REQUIREMENT — Report the count of lines holding "Firmware" in the records, with no other words.

RECORDED INFORMATION —
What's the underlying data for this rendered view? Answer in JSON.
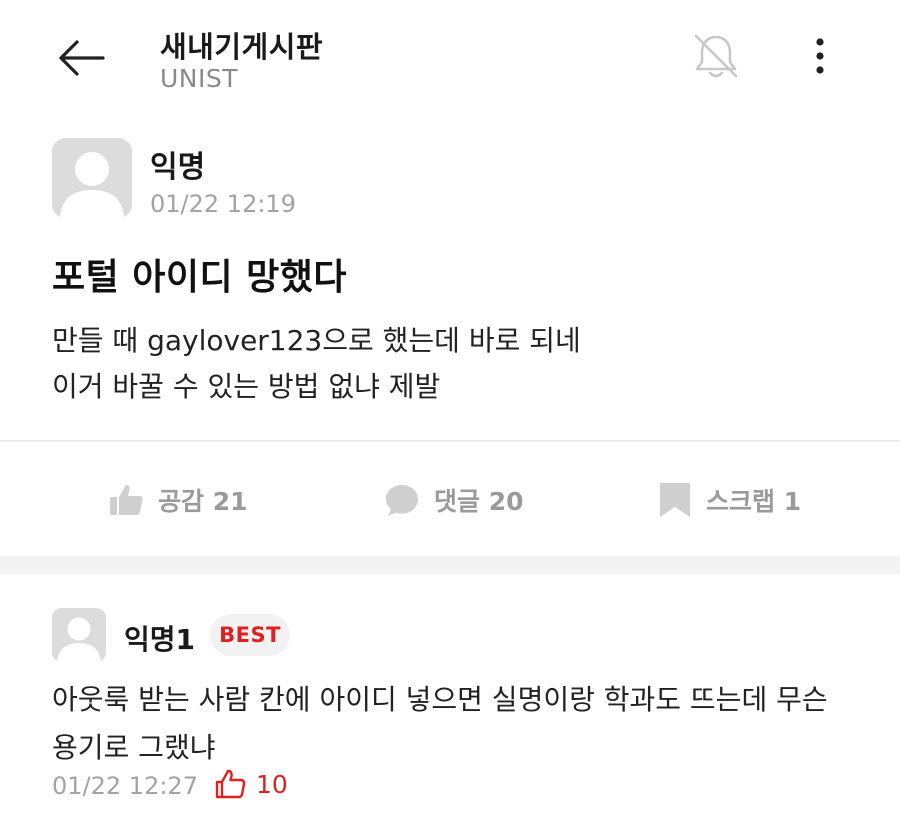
{
  "header": {
    "title": "새내기게시판",
    "subtitle": "UNIST",
    "back_icon": "arrow-left-icon",
    "bell_icon": "bell-off-icon",
    "more_icon": "more-vertical-icon"
  },
  "post": {
    "author": "익명",
    "time": "01/22 12:19",
    "title": "포털 아이디 망했다",
    "body_lines": [
      "만들 때 gaylover123으로 했는데 바로 되네",
      "이거 바꿀 수 있는 방법 없냐 제발"
    ]
  },
  "actions": {
    "like": {
      "label": "공감 21",
      "icon": "thumbs-up-icon"
    },
    "comment": {
      "label": "댓글 20",
      "icon": "comment-icon"
    },
    "scrap": {
      "label": "스크랩 1",
      "icon": "bookmark-icon"
    }
  },
  "comments": [
    {
      "author": "익명1",
      "badge": "BEST",
      "body_lines": [
        "아웃룩 받는 사람 칸에 아이디 넣으면 실명이랑 학과도 뜨는데 무슨",
        "용기로 그랬냐"
      ],
      "time": "01/22 12:27",
      "likes": "10",
      "like_icon": "thumbs-up-outline-icon"
    }
  ],
  "colors": {
    "accent_red": "#e02020",
    "muted_gray": "#9a9a9a",
    "avatar_bg": "#dcdcdc"
  }
}
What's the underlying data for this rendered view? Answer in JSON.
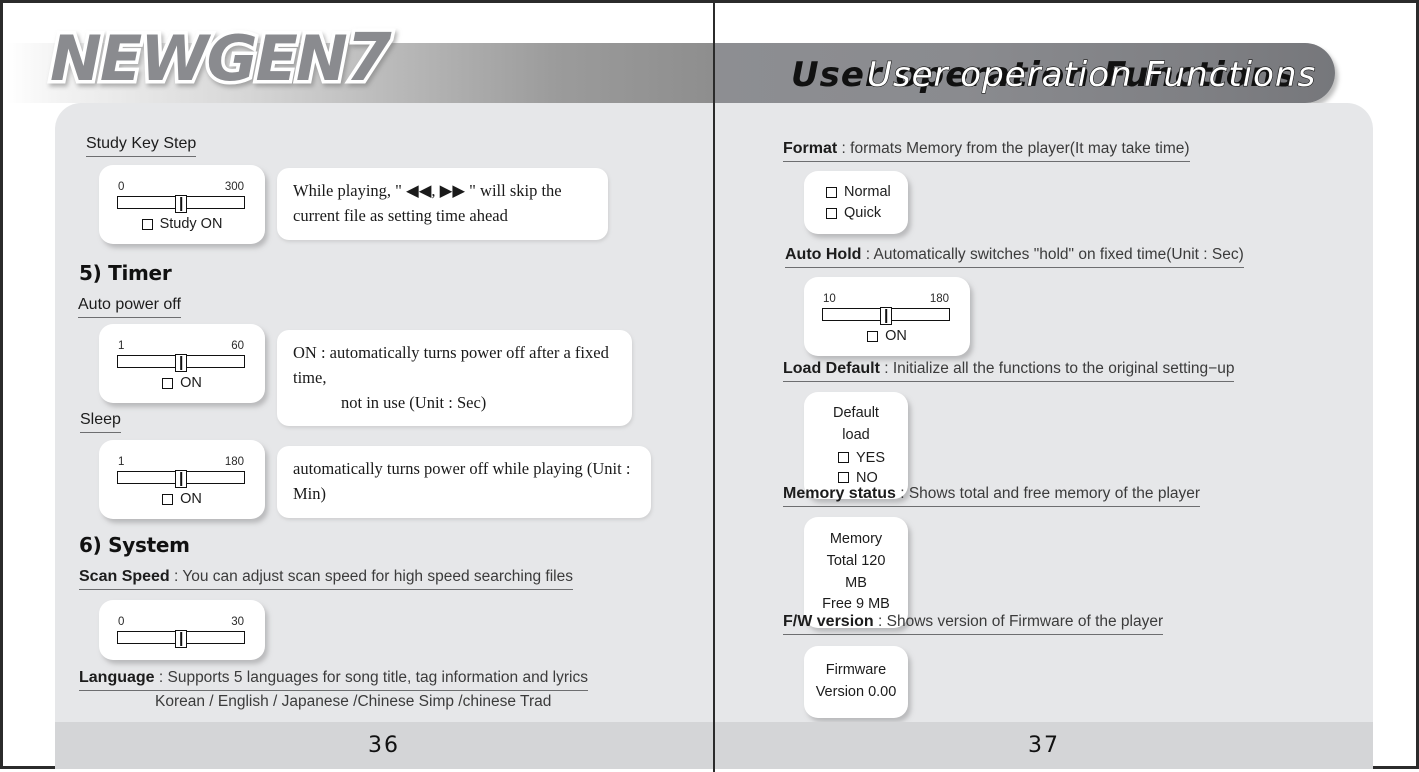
{
  "brand": {
    "logo_main": "NEWGEN",
    "logo_number": "7"
  },
  "banner": {
    "title_black": "User operation Functions",
    "title_white": "User operation Functions"
  },
  "left_page": {
    "page_number": "36",
    "study": {
      "heading": "Study Key Step",
      "slider": {
        "min": "0",
        "max": "300"
      },
      "checkbox_label": "Study ON",
      "callout": "While playing, \" ◀◀, ▶▶ \" will skip the current file as setting time ahead"
    },
    "timer": {
      "section": "5) Timer",
      "auto_power_off": {
        "heading": "Auto power off",
        "slider": {
          "min": "1",
          "max": "60"
        },
        "checkbox_label": "ON",
        "callout_line1": "ON : automatically turns power off after a fixed time,",
        "callout_line2": "not in use  (Unit : Sec)"
      },
      "sleep": {
        "heading": "Sleep",
        "slider": {
          "min": "1",
          "max": "180"
        },
        "checkbox_label": "ON",
        "callout": "automatically turns power off while playing (Unit : Min)"
      }
    },
    "system": {
      "section": "6) System",
      "scan_speed": {
        "label": "Scan Speed",
        "separator": " : ",
        "desc": "You can adjust scan speed for high speed searching files",
        "slider": {
          "min": "0",
          "max": "30"
        }
      },
      "language": {
        "label": "Language",
        "separator": " : ",
        "desc": "Supports 5 languages for song title, tag information and lyrics",
        "list": "Korean / English / Japanese /Chinese Simp /chinese Trad"
      }
    }
  },
  "right_page": {
    "page_number": "37",
    "format": {
      "label": "Format",
      "separator": " : ",
      "desc": "formats Memory from the player(It may take time)",
      "option1": "Normal",
      "option2": "Quick"
    },
    "auto_hold": {
      "label": "Auto Hold",
      "separator": " : ",
      "desc": "Automatically switches \"hold\" on fixed time(Unit : Sec)",
      "slider": {
        "min": "10",
        "max": "180"
      },
      "checkbox_label": "ON"
    },
    "load_default": {
      "label": "Load Default",
      "separator": " : ",
      "desc": "Initialize all the functions to the original setting−up",
      "card_title": "Default load",
      "option1": "YES",
      "option2": "NO"
    },
    "memory_status": {
      "label": "Memory status",
      "separator": " : ",
      "desc": "Shows total and free memory of the player",
      "card_title": "Memory",
      "total": "Total 120 MB",
      "free": "Free 9  MB"
    },
    "fw_version": {
      "label": "F/W version",
      "separator": " : ",
      "desc": "Shows version of Firmware of the player",
      "card_title": "Firmware",
      "version": "Version 0.00"
    }
  }
}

SOLUTION FOR THIS TASK — 2